As a protest against this illegal declaration of the election schedule without publishing the final voter list, and also against the Presidentís blatant use of the administration in favour of the BNP-Jamat coalition instead of freeing the administration of all sorts of party influences to ensure its impartiality, the 14-party Front and their allies, and the CPB, disassociated themselves on the 22nd January from the election, and launched a massive and continuous movement programme to resist the election designed to be conducted in a spirit of partisanship. 

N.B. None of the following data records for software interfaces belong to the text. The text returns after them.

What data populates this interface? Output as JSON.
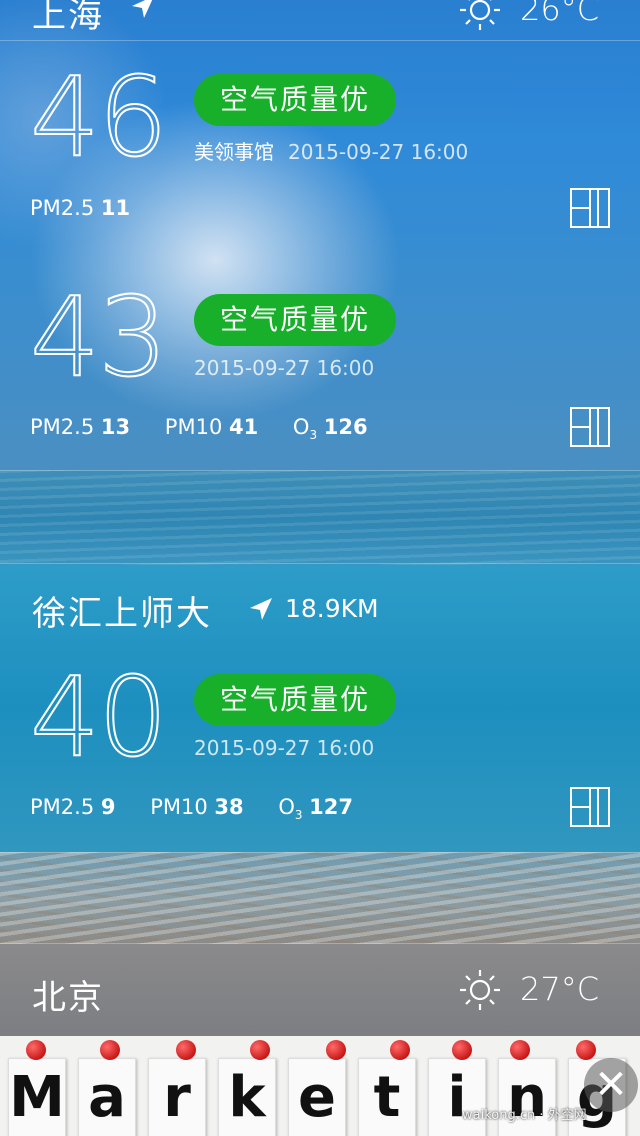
{
  "header": {
    "city": "上海",
    "temperature": "26°C",
    "icon": "sun-icon"
  },
  "stations": [
    {
      "aqi": "46",
      "quality": "空气质量优",
      "station_name": "美领事馆",
      "time": "2015-09-27 16:00",
      "pm25_label": "PM2.5",
      "pm25": "11"
    },
    {
      "aqi": "43",
      "quality": "空气质量优",
      "time": "2015-09-27 16:00",
      "pm25_label": "PM2.5",
      "pm25": "13",
      "pm10_label": "PM10",
      "pm10": "41",
      "o3_label": "O",
      "o3_sub": "3",
      "o3": "126"
    }
  ],
  "nearby": {
    "name": "徐汇上师大",
    "distance": "18.9KM",
    "aqi": "40",
    "quality": "空气质量优",
    "time": "2015-09-27 16:00",
    "pm25_label": "PM2.5",
    "pm25": "9",
    "pm10_label": "PM10",
    "pm10": "38",
    "o3_label": "O",
    "o3_sub": "3",
    "o3": "127"
  },
  "next_city": {
    "city": "北京",
    "temperature": "27°C",
    "icon": "sun-icon"
  },
  "ad": {
    "letters": [
      "M",
      "a",
      "r",
      "k",
      "e",
      "t",
      "i",
      "n",
      "g"
    ],
    "watermark": "waikong.cn · 外空网",
    "close_label": "✕"
  },
  "colors": {
    "badge": "#18b02a",
    "top_bg": "#2a7fd0",
    "mid_bg": "#1d8fbf"
  }
}
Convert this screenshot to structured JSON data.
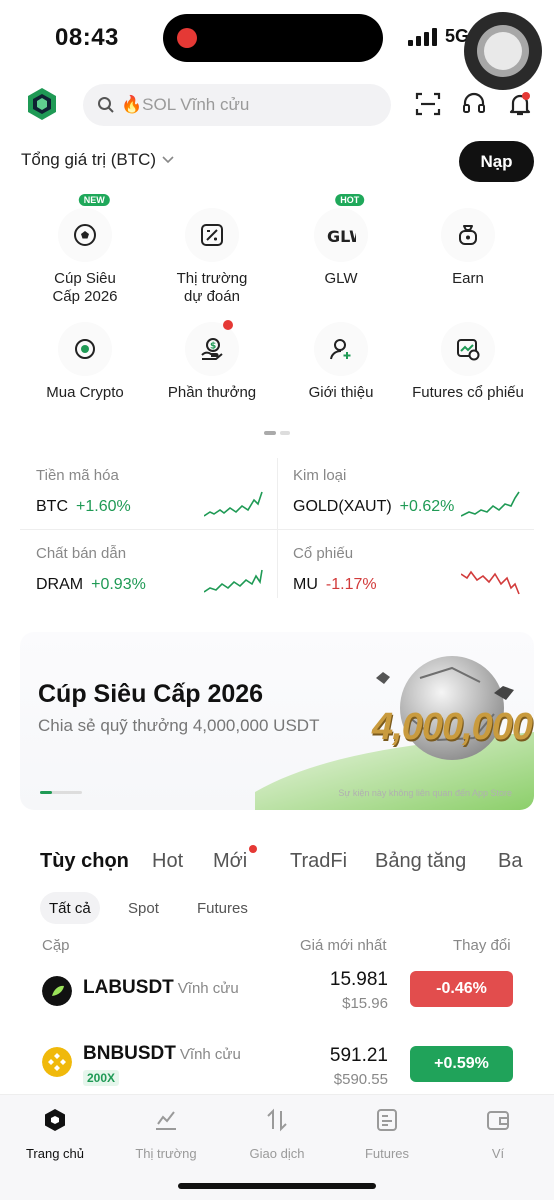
{
  "status_bar": {
    "time": "08:43",
    "network": "5G"
  },
  "header": {
    "search_placeholder": "🔥SOL Vĩnh cửu",
    "total_value_label": "Tổng giá trị (BTC)",
    "deposit_label": "Nạp"
  },
  "quick_actions": [
    {
      "label": "Cúp Siêu\nCấp 2026",
      "badge": "NEW",
      "icon": "soccer-ball-icon"
    },
    {
      "label": "Thị trường\ndự đoán",
      "icon": "prediction-icon"
    },
    {
      "label": "GLW",
      "badge": "HOT",
      "icon": "glw-logo-icon"
    },
    {
      "label": "Earn",
      "icon": "money-bag-icon"
    },
    {
      "label": "Mua Crypto",
      "icon": "buy-crypto-icon"
    },
    {
      "label": "Phần thưởng",
      "icon": "reward-hand-icon",
      "dot": true
    },
    {
      "label": "Giới thiệu",
      "icon": "referral-user-icon"
    },
    {
      "label": "Futures cổ phiếu",
      "icon": "stock-futures-icon"
    }
  ],
  "market_tiles": [
    {
      "category": "Tiền mã hóa",
      "symbol": "BTC",
      "change": "+1.60%",
      "trend": "up"
    },
    {
      "category": "Kim loại",
      "symbol": "GOLD(XAUT)",
      "change": "+0.62%",
      "trend": "up"
    },
    {
      "category": "Chất bán dẫn",
      "symbol": "DRAM",
      "change": "+0.93%",
      "trend": "up"
    },
    {
      "category": "Cổ phiếu",
      "symbol": "MU",
      "change": "-1.17%",
      "trend": "down"
    }
  ],
  "banner": {
    "title": "Cúp Siêu Cấp 2026",
    "subtitle": "Chia sẻ quỹ thưởng 4,000,000 USDT",
    "prize_text": "4,000,000",
    "disclaimer": "Sự kiện này không liên quan đến App Store"
  },
  "tabs": [
    "Tùy chọn",
    "Hot",
    "Mới",
    "TradFi",
    "Bảng tăng",
    "Ba"
  ],
  "subtabs": [
    "Tất cả",
    "Spot",
    "Futures"
  ],
  "columns": {
    "pair": "Cặp",
    "last_price": "Giá mới nhất",
    "change": "Thay đổi"
  },
  "rows": [
    {
      "base": "LABUSDT",
      "type": "Vĩnh cửu",
      "price": "15.981",
      "fiat": "$15.96",
      "change": "-0.46%",
      "leverage": ""
    },
    {
      "base": "BNBUSDT",
      "type": "Vĩnh cửu",
      "price": "591.21",
      "fiat": "$590.55",
      "change": "+0.59%",
      "leverage": "200X"
    }
  ],
  "bottom_nav": [
    "Trang chủ",
    "Thị trường",
    "Giao dịch",
    "Futures",
    "Ví"
  ],
  "colors": {
    "up": "#1f9a55",
    "down": "#d23b3b",
    "accent": "#111111"
  }
}
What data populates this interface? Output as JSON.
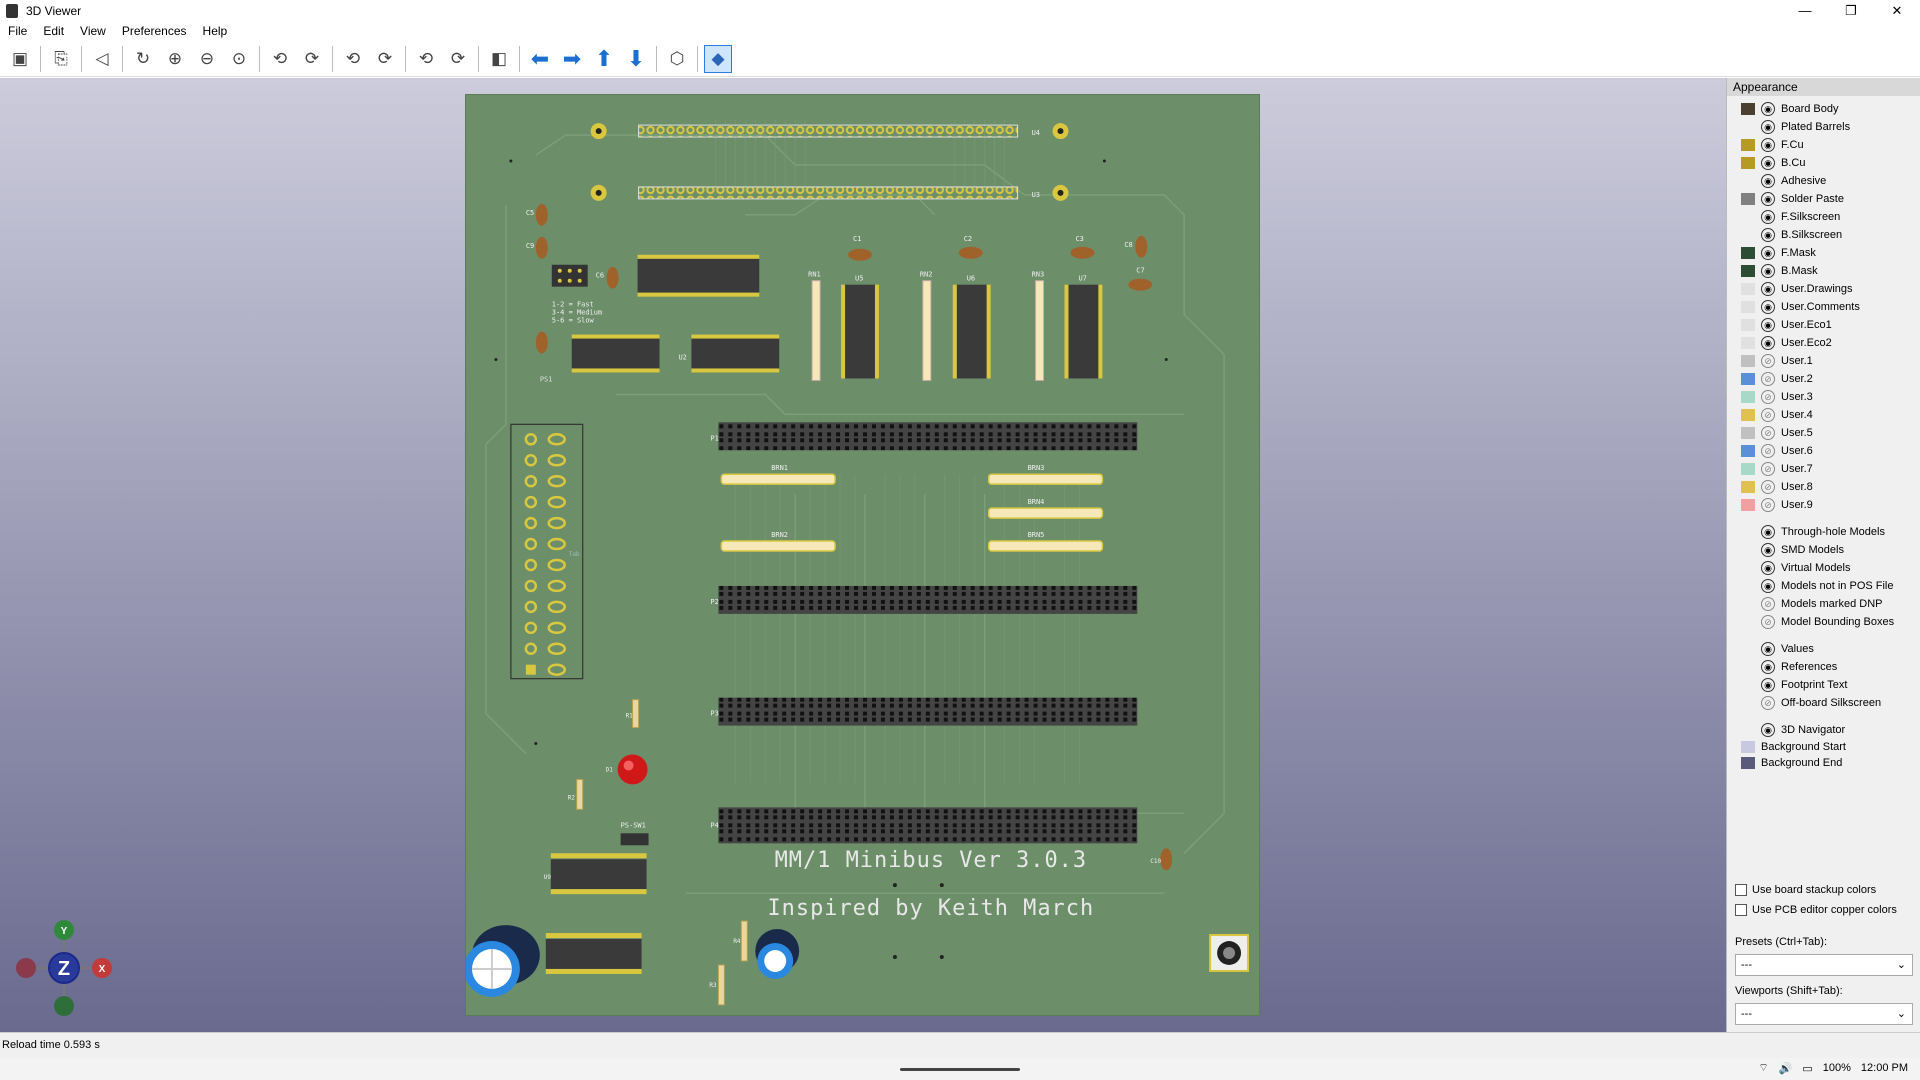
{
  "window": {
    "title": "3D Viewer",
    "minimize": "—",
    "restore": "❐",
    "close": "✕"
  },
  "menu": [
    "File",
    "Edit",
    "View",
    "Preferences",
    "Help"
  ],
  "toolbar_icons": [
    "render-icon",
    "copy-icon",
    "raytrace-icon",
    "reload-icon",
    "zoom-in-icon",
    "zoom-out-icon",
    "zoom-fit-icon",
    "rotate-x-cw-icon",
    "rotate-x-ccw-icon",
    "rotate-y-cw-icon",
    "rotate-y-ccw-icon",
    "rotate-z-cw-icon",
    "rotate-z-ccw-icon",
    "flip-board-icon",
    "pan-left-icon",
    "pan-right-icon",
    "pan-up-icon",
    "pan-down-icon",
    "ortho-icon",
    "layers-icon"
  ],
  "board": {
    "title_line1": "MM/1 Minibus Ver 3.0.3",
    "title_line2": "Inspired by Keith March",
    "legend": [
      "1-2 = Fast",
      "3-4 = Medium",
      "5-6 = Slow"
    ],
    "refs": {
      "u4": "U4",
      "u3": "U3",
      "c5": "C5",
      "c9": "C9",
      "c6": "C6",
      "c1": "C1",
      "c2": "C2",
      "c3": "C3",
      "c8": "C8",
      "c7": "C7",
      "rn1": "RN1",
      "rn2": "RN2",
      "rn3": "RN3",
      "u5": "U5",
      "u6": "U6",
      "u7": "U7",
      "u2": "U2",
      "ps1": "PS1",
      "p1": "P1",
      "p2": "P2",
      "p3": "P3",
      "p4": "P4",
      "brn1": "BRN1",
      "brn2": "BRN2",
      "brn3": "BRN3",
      "brn4": "BRN4",
      "brn5": "BRN5",
      "r1": "R1",
      "d1": "D1",
      "r2": "R2",
      "pssw1": "PS-SW1",
      "u9": "U9",
      "r4": "R4",
      "r3": "R3",
      "c10": "C10",
      "tab": "Tab"
    }
  },
  "axis": {
    "y": "Y",
    "z": "Z",
    "x": "X"
  },
  "appearance": {
    "header": "Appearance",
    "layers": [
      {
        "name": "Board Body",
        "color": "#4a3f30",
        "visible": true
      },
      {
        "name": "Plated Barrels",
        "color": "",
        "visible": true
      },
      {
        "name": "F.Cu",
        "color": "#b59a24",
        "visible": true
      },
      {
        "name": "B.Cu",
        "color": "#b59a24",
        "visible": true
      },
      {
        "name": "Adhesive",
        "color": "",
        "visible": true
      },
      {
        "name": "Solder Paste",
        "color": "#808080",
        "visible": true
      },
      {
        "name": "F.Silkscreen",
        "color": "#f0f0f0",
        "visible": true
      },
      {
        "name": "B.Silkscreen",
        "color": "#f0f0f0",
        "visible": true
      },
      {
        "name": "F.Mask",
        "color": "#2d4c34",
        "visible": true
      },
      {
        "name": "B.Mask",
        "color": "#2d4c34",
        "visible": true
      },
      {
        "name": "User.Drawings",
        "color": "#e0e0e0",
        "visible": true
      },
      {
        "name": "User.Comments",
        "color": "#e0e0e0",
        "visible": true
      },
      {
        "name": "User.Eco1",
        "color": "#e0e0e0",
        "visible": true
      },
      {
        "name": "User.Eco2",
        "color": "#e0e0e0",
        "visible": true
      },
      {
        "name": "User.1",
        "color": "#c0c0c0",
        "visible": false
      },
      {
        "name": "User.2",
        "color": "#5b8fd8",
        "visible": false
      },
      {
        "name": "User.3",
        "color": "#a8d8c8",
        "visible": false
      },
      {
        "name": "User.4",
        "color": "#e0c050",
        "visible": false
      },
      {
        "name": "User.5",
        "color": "#c0c0c0",
        "visible": false
      },
      {
        "name": "User.6",
        "color": "#5b8fd8",
        "visible": false
      },
      {
        "name": "User.7",
        "color": "#a8d8c8",
        "visible": false
      },
      {
        "name": "User.8",
        "color": "#e0c050",
        "visible": false
      },
      {
        "name": "User.9",
        "color": "#f0a0a0",
        "visible": false
      }
    ],
    "models": [
      {
        "name": "Through-hole Models",
        "visible": true
      },
      {
        "name": "SMD Models",
        "visible": true
      },
      {
        "name": "Virtual Models",
        "visible": true
      },
      {
        "name": "Models not in POS File",
        "visible": true
      },
      {
        "name": "Models marked DNP",
        "visible": false
      },
      {
        "name": "Model Bounding Boxes",
        "visible": false
      }
    ],
    "texts": [
      {
        "name": "Values",
        "visible": true
      },
      {
        "name": "References",
        "visible": true
      },
      {
        "name": "Footprint Text",
        "visible": true
      },
      {
        "name": "Off-board Silkscreen",
        "visible": false
      }
    ],
    "nav": {
      "name": "3D Navigator",
      "visible": true
    },
    "bg": [
      {
        "name": "Background Start",
        "color": "#c8c8e0"
      },
      {
        "name": "Background End",
        "color": "#5a5a7a"
      }
    ],
    "use_stackup": "Use board stackup colors",
    "use_pcb_colors": "Use PCB editor copper colors",
    "presets_label": "Presets (Ctrl+Tab):",
    "presets_value": "---",
    "viewports_label": "Viewports (Shift+Tab):",
    "viewports_value": "---"
  },
  "status": {
    "message": "Reload time 0.593 s"
  },
  "tray": {
    "battery": "100%",
    "time": "12:00 PM"
  }
}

Determined to hold the election in the spirit of naked partisanship, President Yazuddin Ahmed deployed the armed forces to stem and crush the movement. Foreign Diplomatic Missions in Bangladesh, already intervening in the politics and administration of Bangladesh, publicly informed the Bangladesh government that if a one-sided election was conducted by stifling movements through armed forces, the said election would not be acceptable within the country, nor in the international sphere. The United Nations Organisation also decided to stop giving technical assistance to the Election Commission, and the European Diplomatic Mission declared that the armed forces of Bangladesh working with the UN forces would be sent back. At present nearly 30 to 35 thousand Bangladeshi soldiers are working in the UN Army providing the main source of income of the Bangladesh Army. 


In the face of the countrywide movement and under international pressure, President Yazuddin was at last forced to retreat from his earlier stand cancelling the decision to hold the one-sided election on January 22. He also resigned from the post of the Chief Advisor to the caretaker government and at the same time declaring a state of Emergency in the country left the country in the hands of the armed forces. 


Simultaneously, the head of the Election Commission, i.e. the Chief Election Commissioner M A Aziz, resigned his post on January 21, and the other commission members finally tendered their resignation on January 31. 


The armed forces, the para-military forces and RAB have now been carrying on widespread search operations to arrest political activists who campaigned against the illegal activities of the government. More than 25,000 people were arrested in the a fortnight since the declaration of Emergency, including some middle ranking political activists as well. 




The new head of the caretaker government Dr Fakruddin Ahmed who incidentally, worked for a long time in the World Bank, formed an interim government under his leadership consisting a Council of Advisors of 11 new members. After assumption of power on January 21 Dr Ahmed gave his first television address to the nation, where hr promised that his government would reconstitute the Election Commission, distribute identity cards to all voters after reconstitutions the voters list, free the administration of all sorts of party interferences, and take steps against corruption. Only after all this was done, would his government arrange for the election, but without ant mention of the time schedule or date for the election. On the contrary Prohibitory Rules and Sanctions under Emergency were declared, on January 26, banning all political activities holding of meetings, rallies and processions. 


Declaring that a state of Emergency can in no way be an alternative to democracy, the Bangladesh Communist Party and the Workers Party of Bangladesh have demanded that the Emergency be lifted forthwith and Election be held as early as possible by preparing a faultless voter list. All Editors of daily newspaper and TV channels have also demanded withdrawal of press censorship immediately. 


Knowledgeable sources hold the opinion that in Bangladesh today, real power is being held by the Armed Forces while a non-military or civilian Caretaker government ostensibly runs the administration. They are also of the opinion that this is according to the advice of the foreign diplomatic missions especially those of the US and the European Union that the Armed Forces of Bangladesh should control everything. An indication of this comes from the speech of the Chief Advisor and the report of the press conferences of some other Advisors that elections in Bangladesh are not going to be held in the near future.